Every record, from the first to the last, is to be printed again exactly.

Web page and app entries
★ ★ ★

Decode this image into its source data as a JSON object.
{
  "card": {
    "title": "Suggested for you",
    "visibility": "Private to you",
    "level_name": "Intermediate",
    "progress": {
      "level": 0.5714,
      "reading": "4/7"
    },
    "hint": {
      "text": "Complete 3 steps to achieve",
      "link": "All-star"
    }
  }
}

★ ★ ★

Solution to this task:
Decode this image into its source data as a JSON object.
{
  "card": {
    "title": "Suggested for you",
    "visibility": "Private to you",
    "level_name": "Intermediate",
    "progress": {
      "level": 0.5714,
      "reading": "4/7"
    },
    "hint": {
      "text": "Complete 3 steps to achieve",
      "link": "All-star"
    }
  }
}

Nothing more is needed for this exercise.